• _What is expected_
In the listing that follows, how many lines include the word "subtitle"? Only the number is wanted.

BEGIN

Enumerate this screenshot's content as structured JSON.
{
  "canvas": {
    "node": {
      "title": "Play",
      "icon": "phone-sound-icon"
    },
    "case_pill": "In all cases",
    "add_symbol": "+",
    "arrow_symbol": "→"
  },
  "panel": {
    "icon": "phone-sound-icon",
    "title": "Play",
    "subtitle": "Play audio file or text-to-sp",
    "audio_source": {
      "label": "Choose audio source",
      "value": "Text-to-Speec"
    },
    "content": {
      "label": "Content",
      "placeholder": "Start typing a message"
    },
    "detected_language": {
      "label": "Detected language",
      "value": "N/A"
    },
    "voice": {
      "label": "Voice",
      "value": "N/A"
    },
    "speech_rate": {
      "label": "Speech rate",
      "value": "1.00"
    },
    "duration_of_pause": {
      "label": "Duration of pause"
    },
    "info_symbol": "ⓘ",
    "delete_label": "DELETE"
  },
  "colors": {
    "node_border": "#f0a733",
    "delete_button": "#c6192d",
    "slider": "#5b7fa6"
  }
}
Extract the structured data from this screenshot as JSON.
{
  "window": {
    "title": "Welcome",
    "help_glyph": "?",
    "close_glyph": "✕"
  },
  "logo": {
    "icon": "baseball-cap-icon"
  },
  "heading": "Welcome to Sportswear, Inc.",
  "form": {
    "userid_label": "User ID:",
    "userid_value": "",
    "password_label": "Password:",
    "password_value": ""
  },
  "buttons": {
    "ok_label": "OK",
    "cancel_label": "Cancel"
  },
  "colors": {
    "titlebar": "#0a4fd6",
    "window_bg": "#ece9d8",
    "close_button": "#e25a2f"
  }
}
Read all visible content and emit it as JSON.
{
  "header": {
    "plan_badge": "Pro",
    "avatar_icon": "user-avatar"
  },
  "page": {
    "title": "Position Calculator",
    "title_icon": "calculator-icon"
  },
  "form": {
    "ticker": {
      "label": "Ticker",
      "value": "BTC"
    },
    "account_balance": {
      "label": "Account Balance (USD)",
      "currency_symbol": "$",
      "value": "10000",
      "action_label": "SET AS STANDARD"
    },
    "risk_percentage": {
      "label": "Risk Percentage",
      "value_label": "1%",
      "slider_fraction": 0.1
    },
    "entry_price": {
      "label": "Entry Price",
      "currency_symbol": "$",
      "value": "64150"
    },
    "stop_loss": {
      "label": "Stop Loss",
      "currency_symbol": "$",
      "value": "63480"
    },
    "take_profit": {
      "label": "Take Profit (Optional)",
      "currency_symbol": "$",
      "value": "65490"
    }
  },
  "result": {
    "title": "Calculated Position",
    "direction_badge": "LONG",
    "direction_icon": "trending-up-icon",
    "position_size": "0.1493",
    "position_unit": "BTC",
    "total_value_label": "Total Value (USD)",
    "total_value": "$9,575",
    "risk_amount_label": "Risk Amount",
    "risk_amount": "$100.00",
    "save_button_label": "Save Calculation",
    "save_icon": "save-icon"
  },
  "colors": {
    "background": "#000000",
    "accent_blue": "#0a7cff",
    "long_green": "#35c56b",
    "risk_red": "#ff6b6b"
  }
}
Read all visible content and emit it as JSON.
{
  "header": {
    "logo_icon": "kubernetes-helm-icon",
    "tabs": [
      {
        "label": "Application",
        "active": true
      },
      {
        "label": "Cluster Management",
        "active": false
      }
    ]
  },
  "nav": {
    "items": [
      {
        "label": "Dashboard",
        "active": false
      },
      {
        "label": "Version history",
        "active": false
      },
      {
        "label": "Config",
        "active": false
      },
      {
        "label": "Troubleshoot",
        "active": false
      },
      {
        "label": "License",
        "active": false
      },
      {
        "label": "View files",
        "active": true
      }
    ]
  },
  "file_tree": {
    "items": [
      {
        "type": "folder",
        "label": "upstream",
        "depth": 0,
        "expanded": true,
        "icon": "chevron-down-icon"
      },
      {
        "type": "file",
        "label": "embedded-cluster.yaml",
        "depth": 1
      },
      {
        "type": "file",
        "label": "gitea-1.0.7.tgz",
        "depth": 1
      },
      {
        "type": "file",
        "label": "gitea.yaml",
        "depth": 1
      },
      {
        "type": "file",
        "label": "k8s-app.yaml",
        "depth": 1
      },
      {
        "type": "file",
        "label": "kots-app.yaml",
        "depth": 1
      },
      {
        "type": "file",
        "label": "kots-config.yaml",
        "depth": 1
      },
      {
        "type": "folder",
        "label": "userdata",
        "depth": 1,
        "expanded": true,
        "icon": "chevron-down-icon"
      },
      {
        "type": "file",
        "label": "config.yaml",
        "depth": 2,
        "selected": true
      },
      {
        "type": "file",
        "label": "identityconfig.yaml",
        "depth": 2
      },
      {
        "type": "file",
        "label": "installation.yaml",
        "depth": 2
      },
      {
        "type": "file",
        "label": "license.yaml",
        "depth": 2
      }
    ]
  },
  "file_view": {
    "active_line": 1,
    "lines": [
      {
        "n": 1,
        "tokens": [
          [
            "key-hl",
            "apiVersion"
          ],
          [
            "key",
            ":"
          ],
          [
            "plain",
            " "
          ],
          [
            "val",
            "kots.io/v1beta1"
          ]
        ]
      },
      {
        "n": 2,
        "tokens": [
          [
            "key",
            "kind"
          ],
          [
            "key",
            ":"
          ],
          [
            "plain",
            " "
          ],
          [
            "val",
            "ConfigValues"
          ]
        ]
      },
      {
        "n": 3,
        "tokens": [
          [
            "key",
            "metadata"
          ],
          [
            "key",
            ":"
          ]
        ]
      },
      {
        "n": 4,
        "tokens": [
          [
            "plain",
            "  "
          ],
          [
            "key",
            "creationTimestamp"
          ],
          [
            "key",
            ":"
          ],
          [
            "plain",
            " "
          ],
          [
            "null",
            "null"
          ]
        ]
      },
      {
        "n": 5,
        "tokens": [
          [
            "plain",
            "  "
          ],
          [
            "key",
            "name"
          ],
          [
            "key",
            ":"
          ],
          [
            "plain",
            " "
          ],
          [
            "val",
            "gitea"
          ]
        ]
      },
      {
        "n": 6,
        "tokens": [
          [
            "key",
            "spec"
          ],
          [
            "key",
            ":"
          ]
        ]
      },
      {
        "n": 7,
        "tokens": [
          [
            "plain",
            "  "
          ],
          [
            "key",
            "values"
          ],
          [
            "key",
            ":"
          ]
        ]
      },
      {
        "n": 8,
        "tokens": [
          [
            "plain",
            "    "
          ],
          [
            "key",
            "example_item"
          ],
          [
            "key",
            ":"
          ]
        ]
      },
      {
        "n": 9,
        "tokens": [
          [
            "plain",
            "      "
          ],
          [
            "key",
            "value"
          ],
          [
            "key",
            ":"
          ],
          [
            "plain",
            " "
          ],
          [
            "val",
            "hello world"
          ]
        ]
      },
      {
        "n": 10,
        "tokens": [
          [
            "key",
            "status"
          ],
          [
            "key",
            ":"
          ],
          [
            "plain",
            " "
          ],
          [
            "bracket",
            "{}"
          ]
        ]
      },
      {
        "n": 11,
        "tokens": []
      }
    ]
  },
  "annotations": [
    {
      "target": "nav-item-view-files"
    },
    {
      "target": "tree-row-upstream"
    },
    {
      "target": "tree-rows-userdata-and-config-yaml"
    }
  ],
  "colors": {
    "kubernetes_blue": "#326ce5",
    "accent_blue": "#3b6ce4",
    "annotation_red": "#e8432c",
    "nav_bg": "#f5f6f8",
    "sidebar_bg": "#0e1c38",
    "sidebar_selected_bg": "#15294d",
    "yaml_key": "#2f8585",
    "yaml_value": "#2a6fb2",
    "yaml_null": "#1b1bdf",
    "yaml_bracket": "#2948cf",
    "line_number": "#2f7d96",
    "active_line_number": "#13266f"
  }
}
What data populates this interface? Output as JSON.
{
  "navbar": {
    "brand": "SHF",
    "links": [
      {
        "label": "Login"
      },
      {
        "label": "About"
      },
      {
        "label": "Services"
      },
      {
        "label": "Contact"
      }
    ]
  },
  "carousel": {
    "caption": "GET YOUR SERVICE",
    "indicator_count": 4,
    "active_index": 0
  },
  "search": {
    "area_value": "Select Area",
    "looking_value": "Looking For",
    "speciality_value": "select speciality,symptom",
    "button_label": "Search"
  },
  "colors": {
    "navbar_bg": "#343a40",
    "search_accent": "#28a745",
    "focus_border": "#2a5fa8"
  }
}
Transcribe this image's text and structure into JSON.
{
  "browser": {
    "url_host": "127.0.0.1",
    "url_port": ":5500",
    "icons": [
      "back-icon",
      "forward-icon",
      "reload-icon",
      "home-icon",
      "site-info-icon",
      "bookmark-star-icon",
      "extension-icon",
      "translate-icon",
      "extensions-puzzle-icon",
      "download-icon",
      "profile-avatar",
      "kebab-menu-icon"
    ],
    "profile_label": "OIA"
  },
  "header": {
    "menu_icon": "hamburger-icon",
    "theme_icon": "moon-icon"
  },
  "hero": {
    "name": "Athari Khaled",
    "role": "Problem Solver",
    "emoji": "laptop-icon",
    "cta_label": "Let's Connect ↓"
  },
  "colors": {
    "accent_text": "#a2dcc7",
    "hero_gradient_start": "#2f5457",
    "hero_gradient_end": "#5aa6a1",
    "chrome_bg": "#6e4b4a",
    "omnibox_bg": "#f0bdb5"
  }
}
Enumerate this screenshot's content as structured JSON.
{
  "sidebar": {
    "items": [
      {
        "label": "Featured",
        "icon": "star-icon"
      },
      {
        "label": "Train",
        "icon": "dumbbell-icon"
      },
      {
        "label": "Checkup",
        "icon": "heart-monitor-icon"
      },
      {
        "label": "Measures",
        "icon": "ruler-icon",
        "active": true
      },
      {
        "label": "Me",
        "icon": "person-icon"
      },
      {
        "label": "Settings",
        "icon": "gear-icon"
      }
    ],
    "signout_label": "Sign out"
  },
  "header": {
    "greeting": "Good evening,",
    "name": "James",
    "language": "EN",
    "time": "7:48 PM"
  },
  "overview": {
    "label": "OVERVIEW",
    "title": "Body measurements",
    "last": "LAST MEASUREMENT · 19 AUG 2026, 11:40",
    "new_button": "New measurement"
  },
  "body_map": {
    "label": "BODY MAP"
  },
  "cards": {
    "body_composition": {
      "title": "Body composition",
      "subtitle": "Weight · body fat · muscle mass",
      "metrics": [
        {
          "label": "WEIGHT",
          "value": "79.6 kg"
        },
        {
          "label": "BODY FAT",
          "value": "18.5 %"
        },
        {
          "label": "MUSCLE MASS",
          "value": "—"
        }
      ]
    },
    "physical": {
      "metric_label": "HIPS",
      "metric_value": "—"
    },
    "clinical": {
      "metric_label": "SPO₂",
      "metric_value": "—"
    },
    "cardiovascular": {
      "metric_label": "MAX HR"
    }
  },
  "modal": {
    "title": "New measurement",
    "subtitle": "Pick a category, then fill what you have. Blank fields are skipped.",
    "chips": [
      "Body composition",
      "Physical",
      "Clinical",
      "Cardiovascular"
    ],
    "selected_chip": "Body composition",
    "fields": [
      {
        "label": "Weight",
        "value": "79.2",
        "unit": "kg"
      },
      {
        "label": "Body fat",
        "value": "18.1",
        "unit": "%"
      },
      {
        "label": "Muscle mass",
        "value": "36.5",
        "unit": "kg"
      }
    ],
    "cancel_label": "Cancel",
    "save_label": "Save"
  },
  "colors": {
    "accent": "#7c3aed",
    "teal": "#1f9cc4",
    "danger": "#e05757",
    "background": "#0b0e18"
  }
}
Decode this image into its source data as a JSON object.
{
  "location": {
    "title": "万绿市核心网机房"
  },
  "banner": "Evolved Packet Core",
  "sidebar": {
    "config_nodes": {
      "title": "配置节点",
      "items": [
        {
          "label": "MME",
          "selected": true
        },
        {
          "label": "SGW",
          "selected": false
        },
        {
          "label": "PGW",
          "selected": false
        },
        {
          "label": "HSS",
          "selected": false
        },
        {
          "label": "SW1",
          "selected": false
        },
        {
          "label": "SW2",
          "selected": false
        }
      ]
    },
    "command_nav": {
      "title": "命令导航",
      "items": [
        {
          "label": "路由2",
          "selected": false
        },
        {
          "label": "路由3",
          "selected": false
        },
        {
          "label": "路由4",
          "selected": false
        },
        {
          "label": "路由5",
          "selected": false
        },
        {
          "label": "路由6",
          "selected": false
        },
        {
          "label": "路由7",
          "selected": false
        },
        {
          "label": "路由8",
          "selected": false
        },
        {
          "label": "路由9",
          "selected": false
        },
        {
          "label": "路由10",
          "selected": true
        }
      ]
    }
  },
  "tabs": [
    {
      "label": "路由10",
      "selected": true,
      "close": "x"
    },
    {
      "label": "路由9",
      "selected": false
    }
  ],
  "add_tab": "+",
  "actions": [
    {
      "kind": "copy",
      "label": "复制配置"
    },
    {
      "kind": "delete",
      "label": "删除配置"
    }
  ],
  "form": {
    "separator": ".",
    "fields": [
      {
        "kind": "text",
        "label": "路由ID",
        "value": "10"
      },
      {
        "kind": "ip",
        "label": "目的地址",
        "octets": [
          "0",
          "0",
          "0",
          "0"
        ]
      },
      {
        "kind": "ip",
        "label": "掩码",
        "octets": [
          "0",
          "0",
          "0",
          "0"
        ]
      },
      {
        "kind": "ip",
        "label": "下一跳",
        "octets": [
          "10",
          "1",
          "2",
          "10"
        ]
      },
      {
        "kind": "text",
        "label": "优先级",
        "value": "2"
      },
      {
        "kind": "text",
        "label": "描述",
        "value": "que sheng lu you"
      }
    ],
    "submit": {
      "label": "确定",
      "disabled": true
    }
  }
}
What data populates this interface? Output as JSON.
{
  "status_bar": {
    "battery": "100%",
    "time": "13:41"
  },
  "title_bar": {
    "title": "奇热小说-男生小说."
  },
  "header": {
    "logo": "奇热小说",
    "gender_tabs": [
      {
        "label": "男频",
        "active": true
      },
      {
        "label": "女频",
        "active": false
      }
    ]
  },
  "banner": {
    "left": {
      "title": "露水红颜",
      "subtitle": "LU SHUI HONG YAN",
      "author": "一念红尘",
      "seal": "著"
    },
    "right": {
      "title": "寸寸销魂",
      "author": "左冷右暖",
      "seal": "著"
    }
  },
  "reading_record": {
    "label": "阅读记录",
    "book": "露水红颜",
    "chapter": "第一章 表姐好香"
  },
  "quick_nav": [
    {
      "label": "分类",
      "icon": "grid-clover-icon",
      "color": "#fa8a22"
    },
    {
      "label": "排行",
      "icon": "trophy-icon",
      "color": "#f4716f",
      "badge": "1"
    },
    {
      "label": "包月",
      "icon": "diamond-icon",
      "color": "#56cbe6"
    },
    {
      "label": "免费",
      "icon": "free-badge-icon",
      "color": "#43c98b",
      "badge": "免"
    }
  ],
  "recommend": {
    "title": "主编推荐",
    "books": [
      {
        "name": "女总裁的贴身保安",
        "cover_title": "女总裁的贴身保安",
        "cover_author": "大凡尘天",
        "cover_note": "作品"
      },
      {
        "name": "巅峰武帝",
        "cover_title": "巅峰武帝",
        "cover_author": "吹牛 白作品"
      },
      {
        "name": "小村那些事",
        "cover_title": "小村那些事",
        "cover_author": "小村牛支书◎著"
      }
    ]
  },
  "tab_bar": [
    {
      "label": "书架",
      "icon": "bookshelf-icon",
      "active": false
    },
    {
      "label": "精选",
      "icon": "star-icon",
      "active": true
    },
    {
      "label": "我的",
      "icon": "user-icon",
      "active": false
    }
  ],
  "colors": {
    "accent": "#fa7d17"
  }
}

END

• _Written answer_
4